BEGIN
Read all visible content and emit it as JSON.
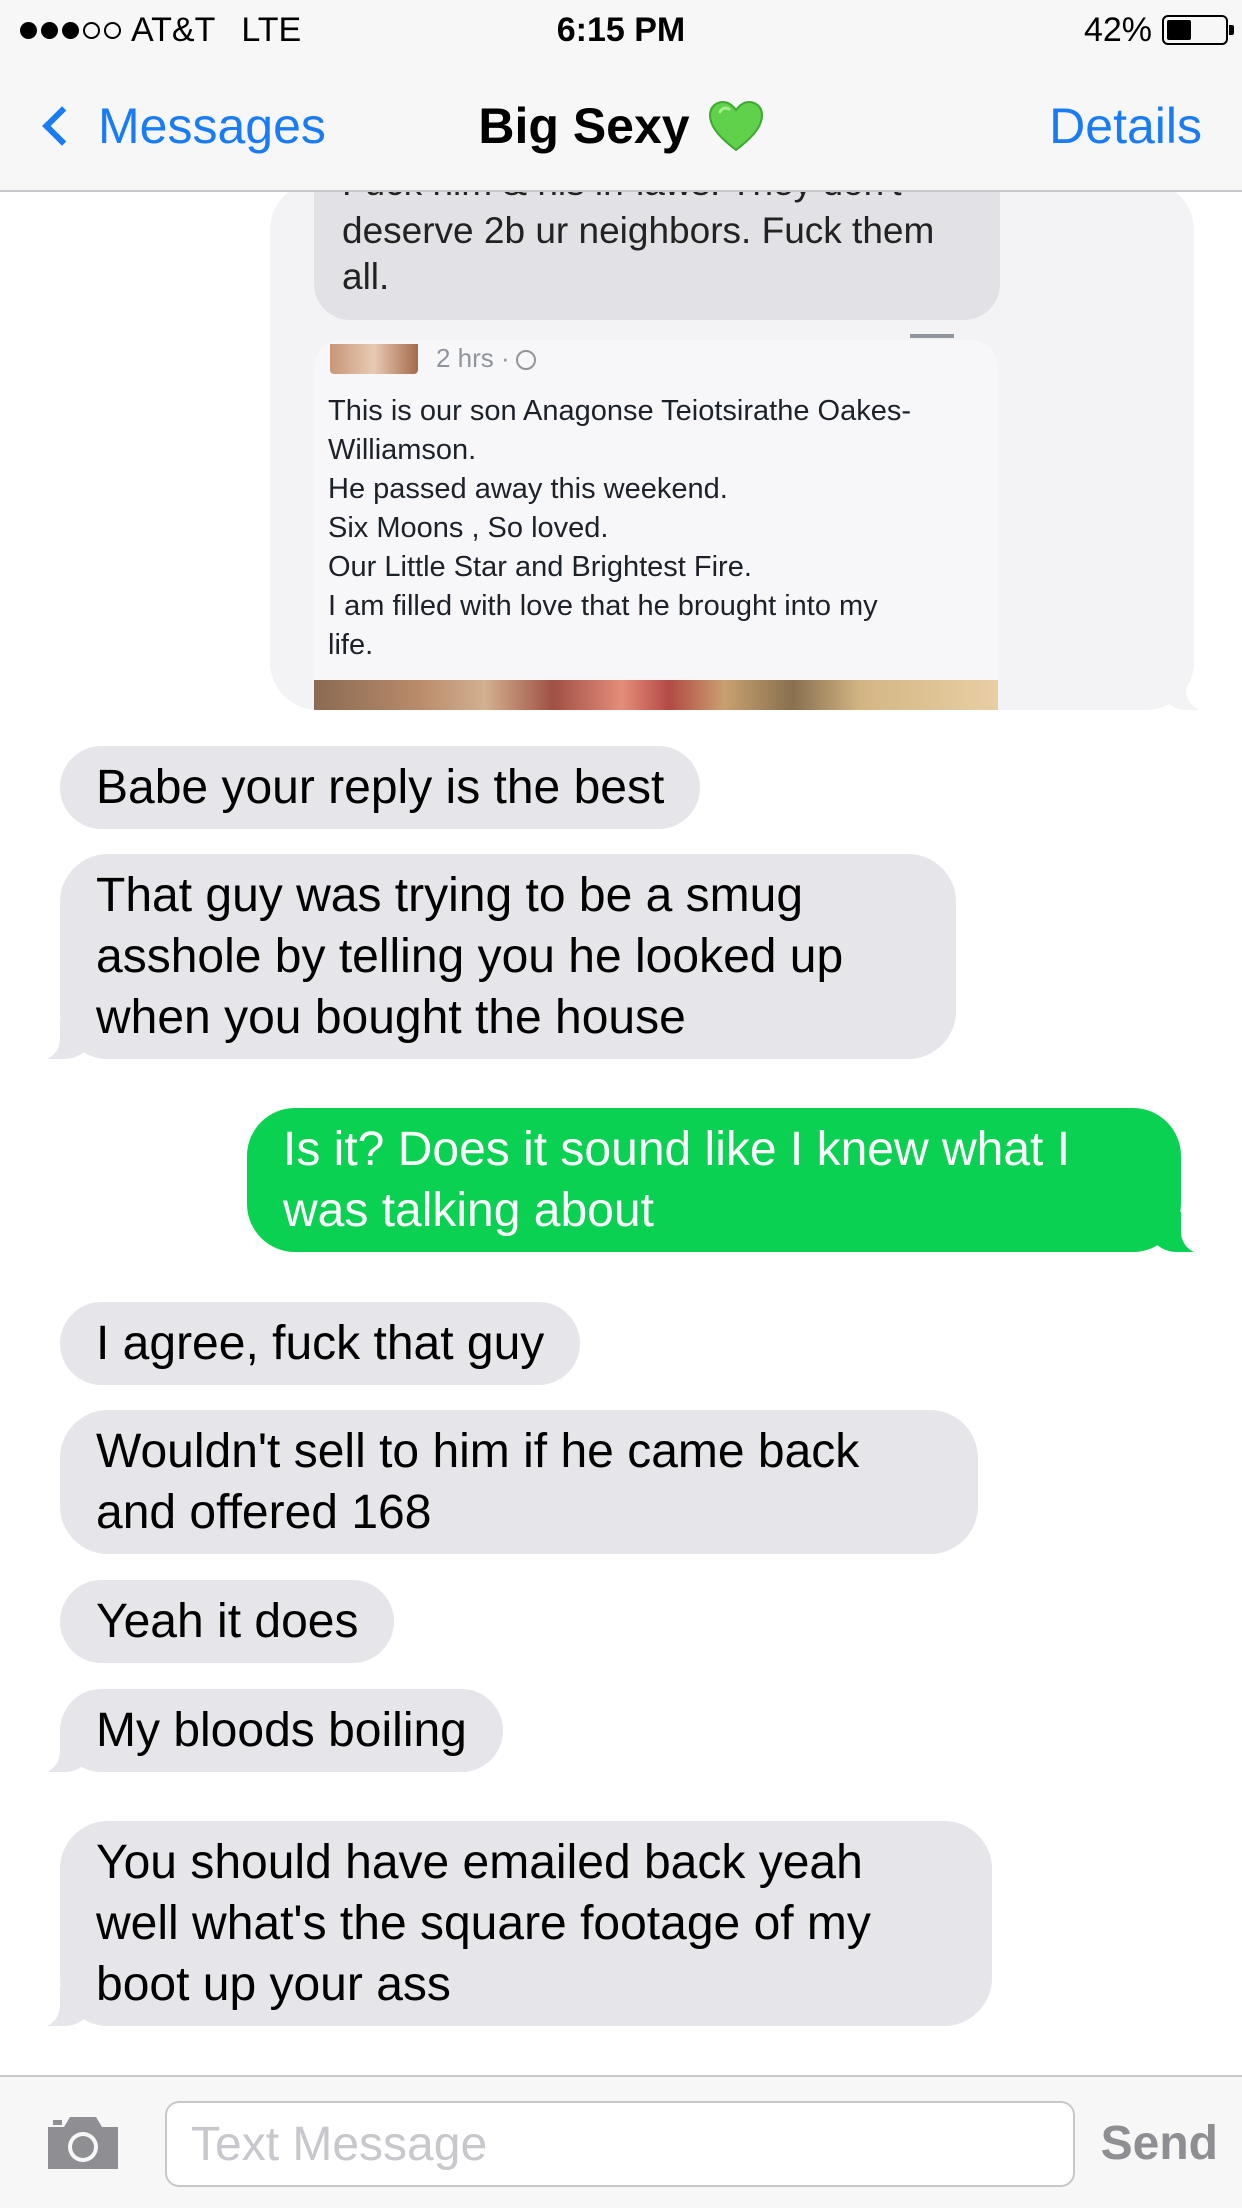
{
  "status_bar": {
    "carrier": "AT&T",
    "network": "LTE",
    "time": "6:15 PM",
    "battery_percent": "42%",
    "battery_level": 0.42,
    "signal_bars_filled": 3,
    "signal_bars_total": 5
  },
  "nav": {
    "back_label": "Messages",
    "title": "Big Sexy",
    "title_emoji": "green-heart-icon",
    "details_label": "Details"
  },
  "shared_image": {
    "reply_lines": [
      "Fuck him & his in-laws. They don't",
      "deserve 2b ur neighbors. Fuck them",
      "all."
    ],
    "post_meta": "2 hrs ·",
    "post_lines": [
      "This is our son Anagonse Teiotsirathe Oakes-",
      "Williamson.",
      "He passed away this weekend.",
      "Six Moons , So loved.",
      "Our Little Star and Brightest Fire.",
      "I am filled with love that he brought into my",
      "life."
    ]
  },
  "messages": [
    {
      "from": "them",
      "text": "Babe your reply is the best"
    },
    {
      "from": "them",
      "text": "That guy was trying to be a smug asshole by telling you he looked up when you bought the house"
    },
    {
      "from": "me",
      "text": "Is it? Does it sound like I knew what I was talking about"
    },
    {
      "from": "them",
      "text": "I agree, fuck that guy"
    },
    {
      "from": "them",
      "text": "Wouldn't sell to him if he came back and offered 168"
    },
    {
      "from": "them",
      "text": "Yeah it does"
    },
    {
      "from": "them",
      "text": "My bloods boiling"
    },
    {
      "from": "them",
      "text": "You should have emailed back yeah well what's the square footage of my boot up your ass"
    }
  ],
  "composer": {
    "placeholder": "Text Message",
    "send_label": "Send"
  },
  "colors": {
    "accent_blue": "#1a7cf5",
    "sent_bubble": "#0bd152",
    "received_bubble": "#e5e5ea",
    "heart": "#5fd14a"
  }
}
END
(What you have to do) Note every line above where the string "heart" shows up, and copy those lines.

(Result of the task)
    "title_emoji": "green-heart-icon",
    "heart": "#5fd14a"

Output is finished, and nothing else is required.